- The Family History Library has microfilmed many Illinois probate records, generally from the date of the county’s creation until the early 1900s. Probate records can be found in the Family History Library Catalog by using a Place Search.
- DeathIndexes.com provides links to several Illinois probate records.
- USGenWeb, Illinois A cooperative volunteer effort with links to resources in the state and counties.
- Anne Roach, Courthouse Records Overview (35 minute online video) FamilySearch Research Classes Online, 2010.
- Eichholz, Alice, Editor. Redbook: American State, County, and Town Sources. Third Edition. Provo, Utah: Ancestry, 2004. (See page 185.)
- North, Levi. A Treatise on the Practice in Probate Courts in the Probate of Wills and Settlement of Estates...Illinois.... Chicago: Callaghan & Company, 1875. Available free online.
- Rose, Christine.Courthouse Research for Family Historians: Your Guide to Genealogical Treasures.
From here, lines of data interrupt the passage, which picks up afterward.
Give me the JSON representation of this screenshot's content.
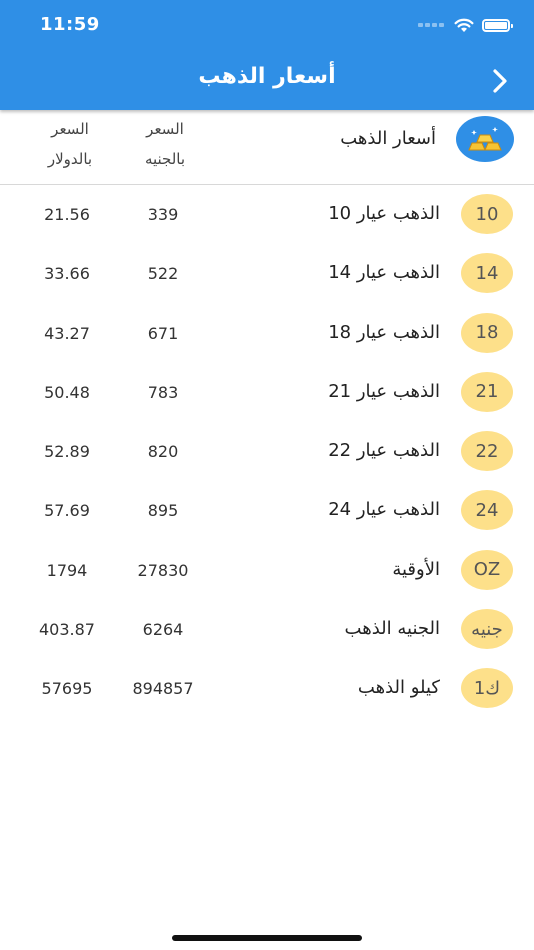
{
  "status_bar": {
    "time": "11:59"
  },
  "nav": {
    "title": "أسعار الذهب"
  },
  "header": {
    "title": "أسعار الذهب",
    "col_egp": "السعر\nبالجنيه",
    "col_usd": "السعر\nبالدولار"
  },
  "rows": [
    {
      "badge": "10",
      "name": "الذهب عيار 10",
      "egp": "339",
      "usd": "21.56"
    },
    {
      "badge": "14",
      "name": "الذهب عيار 14",
      "egp": "522",
      "usd": "33.66"
    },
    {
      "badge": "18",
      "name": "الذهب عيار 18",
      "egp": "671",
      "usd": "43.27"
    },
    {
      "badge": "21",
      "name": "الذهب عيار 21",
      "egp": "783",
      "usd": "50.48"
    },
    {
      "badge": "22",
      "name": "الذهب عيار 22",
      "egp": "820",
      "usd": "52.89"
    },
    {
      "badge": "24",
      "name": "الذهب عيار 24",
      "egp": "895",
      "usd": "57.69"
    },
    {
      "badge": "OZ",
      "name": "الأوقية",
      "egp": "27830",
      "usd": "1794"
    },
    {
      "badge": "جنيه",
      "name": "الجنيه الذهب",
      "egp": "6264",
      "usd": "403.87"
    },
    {
      "badge": "1ك",
      "name": "كيلو الذهب",
      "egp": "894857",
      "usd": "57695"
    }
  ],
  "colors": {
    "primary": "#2f8fe6",
    "badge": "#fde08a"
  },
  "icons": {
    "back": "chevron-right-icon",
    "logo": "gold-bars-icon",
    "wifi": "wifi-icon",
    "battery": "battery-icon"
  }
}
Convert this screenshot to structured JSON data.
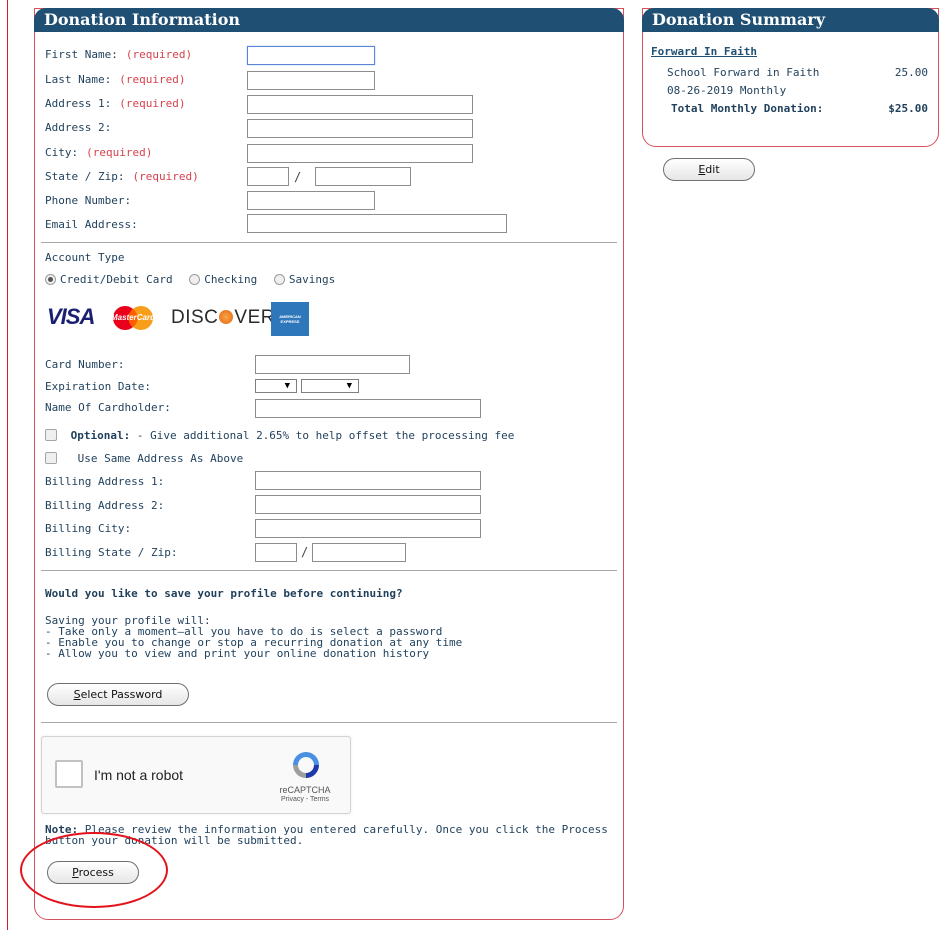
{
  "donation_panel": {
    "title": "Donation Information",
    "required_tag": "(required)",
    "fields": {
      "first_name": "First Name:",
      "last_name": "Last Name:",
      "address1": "Address 1:",
      "address2": "Address 2:",
      "city": "City:",
      "state_zip": "State / Zip:",
      "phone": "Phone Number:",
      "email": "Email Address:"
    },
    "slash": "/",
    "account_type_label": "Account Type",
    "account_types": [
      "Credit/Debit Card",
      "Checking",
      "Savings"
    ],
    "selected_account_type": "Credit/Debit Card",
    "card_logos": {
      "visa": "VISA",
      "mastercard": "MasterCard",
      "discover_a": "DISC",
      "discover_b": "VER",
      "amex": "AMERICAN EXPRESS"
    },
    "card_fields": {
      "card_number": "Card Number:",
      "expiration": "Expiration Date:",
      "cardholder": "Name Of Cardholder:"
    },
    "optional_label": "Optional:",
    "optional_text": " - Give additional 2.65% to help offset the processing fee",
    "same_address": "Use Same Address As Above",
    "billing_fields": {
      "address1": "Billing Address 1:",
      "address2": "Billing Address 2:",
      "city": "Billing City:",
      "state_zip": "Billing State / Zip:"
    },
    "save_profile_title": "Would you like to save your profile before continuing?",
    "save_profile_lines": [
      "Saving your profile will:",
      "- Take only a moment—all you have to do is select a password",
      "- Enable you to change or stop a recurring donation at any time",
      "- Allow you to view and print your online donation history"
    ],
    "select_password_button": {
      "accel": "S",
      "rest": "elect Password"
    },
    "captcha": {
      "label": "I'm not a robot",
      "brand": "reCAPTCHA",
      "links": "Privacy - Terms"
    },
    "note_label": "Note:",
    "note_text": " Please review the information you entered carefully. Once you click the Process button your donation will be submitted.",
    "process_button": {
      "accel": "P",
      "rest": "rocess"
    }
  },
  "summary_panel": {
    "title": "Donation Summary",
    "fund_link": "Forward In Faith",
    "item_label": "School Forward in Faith",
    "item_amount": "25.00",
    "schedule": "08-26-2019 Monthly",
    "total_label": "Total Monthly Donation:",
    "total_amount": "$25.00",
    "edit_button": {
      "accel": "E",
      "rest": "dit"
    }
  },
  "colors": {
    "header_bg": "#1f4f73",
    "panel_border": "#d7505e",
    "required": "#d6424c",
    "annotation_circle": "#e3131b"
  }
}
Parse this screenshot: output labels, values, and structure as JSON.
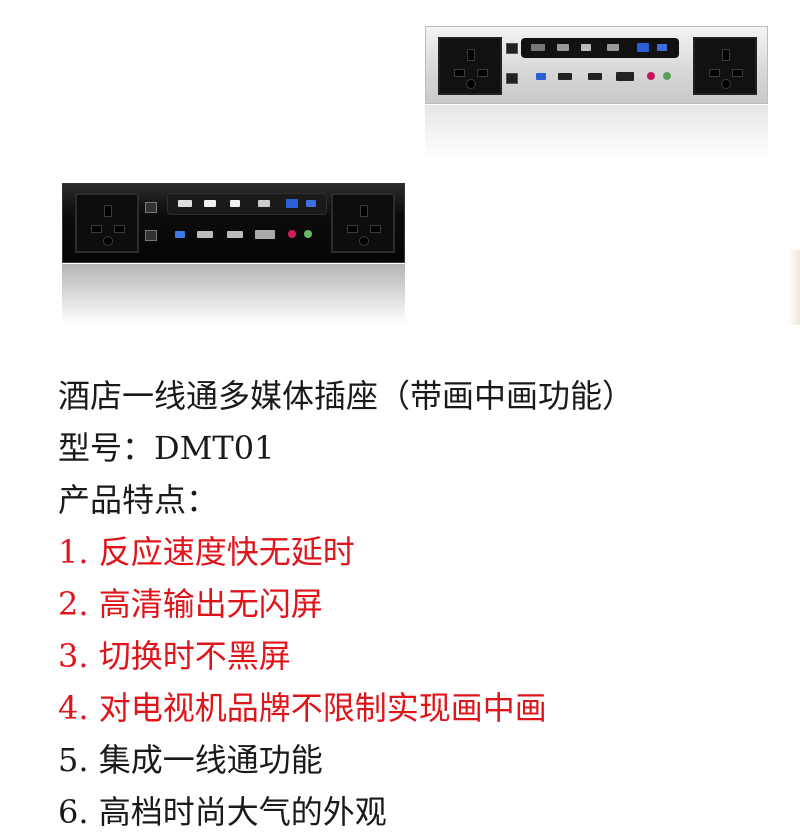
{
  "product_images": {
    "silver_panel": {
      "finish": "silver",
      "socket_count": 2
    },
    "black_panel": {
      "finish": "black",
      "socket_count": 2
    }
  },
  "text": {
    "title": "酒店一线通多媒体插座（带画中画功能）",
    "model": "型号：DMT01",
    "features_heading": "产品特点：",
    "features": [
      {
        "label": "1. 反应速度快无延时",
        "color": "#e0141b"
      },
      {
        "label": "2. 高清输出无闪屏",
        "color": "#e0141b"
      },
      {
        "label": "3. 切换时不黑屏",
        "color": "#e0141b"
      },
      {
        "label": "4. 对电视机品牌不限制实现画中画",
        "color": "#e0141b"
      },
      {
        "label": "5. 集成一线通功能",
        "color": "#1a1a1a"
      },
      {
        "label": "6. 高档时尚大气的外观",
        "color": "#1a1a1a"
      }
    ]
  },
  "colors": {
    "feature_red": "#e0141b",
    "text_black": "#1a1a1a",
    "accent_blue": "#2a5fd8"
  }
}
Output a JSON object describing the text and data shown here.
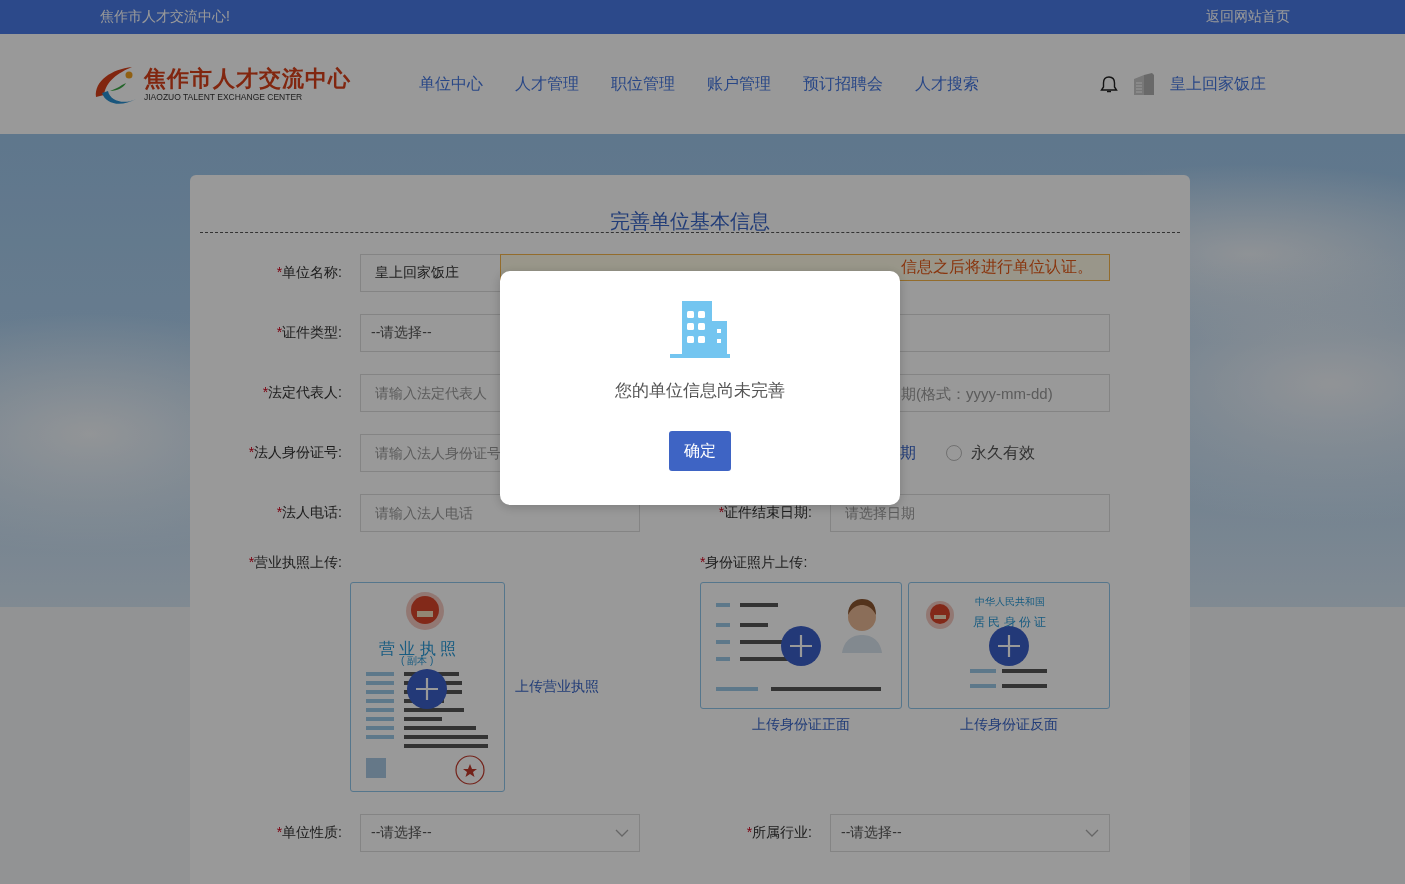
{
  "top_bar": {
    "welcome": "焦作市人才交流中心!",
    "home_link": "返回网站首页"
  },
  "header": {
    "logo_title": "焦作市人才交流中心",
    "logo_subtitle": "JIAOZUO TALENT EXCHANGE CENTER",
    "nav": [
      "单位中心",
      "人才管理",
      "职位管理",
      "账户管理",
      "预订招聘会",
      "人才搜索"
    ],
    "username": "皇上回家饭庄"
  },
  "form": {
    "title": "完善单位基本信息",
    "rows": [
      {
        "left": {
          "required_mark": "*",
          "label": "单位名称:",
          "kind": "input",
          "value": "皇上回家饭庄"
        },
        "right": {
          "kind": "notice",
          "text": "信息之后将进行单位认证。"
        }
      },
      {
        "left": {
          "required_mark": "*",
          "label": "证件类型:",
          "kind": "select",
          "value": "--请选择--"
        },
        "right": {
          "kind": "input"
        }
      },
      {
        "left": {
          "required_mark": "*",
          "label": "法定代表人:",
          "kind": "input",
          "placeholder": "请输入法定代表人"
        },
        "right": {
          "kind": "input",
          "placeholder": "期(格式：yyyy-mm-dd)"
        }
      },
      {
        "left": {
          "required_mark": "*",
          "label": "法人身份证号:",
          "kind": "input",
          "placeholder": "请输入法人身份证号"
        },
        "right": {
          "kind": "radios",
          "options": [
            {
              "label": "期",
              "selected": true
            },
            {
              "label": "永久有效",
              "selected": false
            }
          ]
        }
      },
      {
        "left": {
          "required_mark": "*",
          "label": "法人电话:",
          "kind": "input",
          "placeholder": "请输入法人电话"
        },
        "right": {
          "kind": "input",
          "required_mark": "*",
          "label": "证件结束日期:",
          "placeholder": "请选择日期"
        }
      }
    ],
    "uploads": {
      "license": {
        "required_mark": "*",
        "label": "营业执照上传:",
        "sample_title": "营 业 执 照",
        "sample_subtitle": "( 副本 )",
        "hint": "上传营业执照"
      },
      "id_card": {
        "required_mark": "*",
        "label": "身份证照片上传:",
        "back_title": "中华人民共和国",
        "back_subtitle": "居 民 身 份 证",
        "front_caption": "上传身份证正面",
        "back_caption": "上传身份证反面"
      }
    },
    "bottom_row": [
      {
        "required_mark": "*",
        "label": "单位性质:",
        "kind": "select",
        "value": "--请选择--",
        "arrow": true
      },
      {
        "required_mark": "*",
        "label": "所属行业:",
        "kind": "select",
        "value": "--请选择--",
        "arrow": true
      }
    ]
  },
  "modal": {
    "message": "您的单位信息尚未完善",
    "button": "确定"
  }
}
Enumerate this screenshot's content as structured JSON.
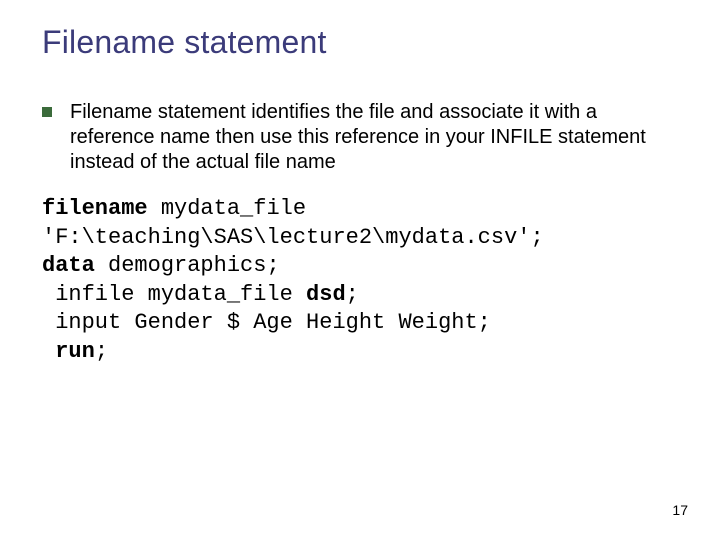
{
  "title": "Filename statement",
  "bullet": "Filename statement identifies the file and associate it with a reference name then use this reference in your INFILE statement instead of the actual file name",
  "code": {
    "kw_filename": "filename",
    "l1_rest": " mydata_file",
    "l2": "'F:\\teaching\\SAS\\lecture2\\mydata.csv';",
    "kw_data": "data",
    "l3_rest": " demographics;",
    "l4_pre": " infile mydata_file ",
    "kw_dsd": "dsd",
    "l4_post": ";",
    "l5": " input Gender $ Age Height Weight;",
    "kw_run": " run",
    "l6_post": ";"
  },
  "page_number": "17"
}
San Jose, California: CR Publications, 2004.
- Eichholz, Alice, Editor. Redbook: American State, County, and Town Sources. Third Edition. Provo, Utah: Ancestry, 2004. There is a Probate Records section under each state's listings.
- Greenwood, Val D. Third edition. The Researcher's Guide to American Genealogy. Baltimore: Genealogical Publishing Co., Inc. 2000. Of particular interest are the chapters, "Understanding Probate Records and Basic Legal Terminology," "What About Wills?" and "The Intestate—Miscellaneous Probate Records—Guardianships."
- Pease, Theodore Calvin. "The County Archives of the State of Illinois." Clarence Walworth Alvord, editor. Collections of the Illinois State Historical Library. Volume XII. Springfield, Ill.: Trustees of the Illinois State Historical Library, 1915. Chap. IV, pp. lxxviii-lxxxi. View a free digital version online at Google Books.
- Rose, Christine. Courthouse Research for Family Historians: Your Guide to Genealogical Treasures. San Jose, California: CR Publications, 2004. Of particular interest are the chapters, "Estates Galore," "Estate Documents," "Milking Every Clue from Estates," and "Strategies that Work."
- Szucs, Loretto Dennis and Sandra Hargreaves Luebking, editors. The Source: A Guidebook to American Genealogy. Third edition. Salt Lake City, Utah: Ancestry, Inc., 2006. Of particular interest is the section, "Probate," pages 268 - 277.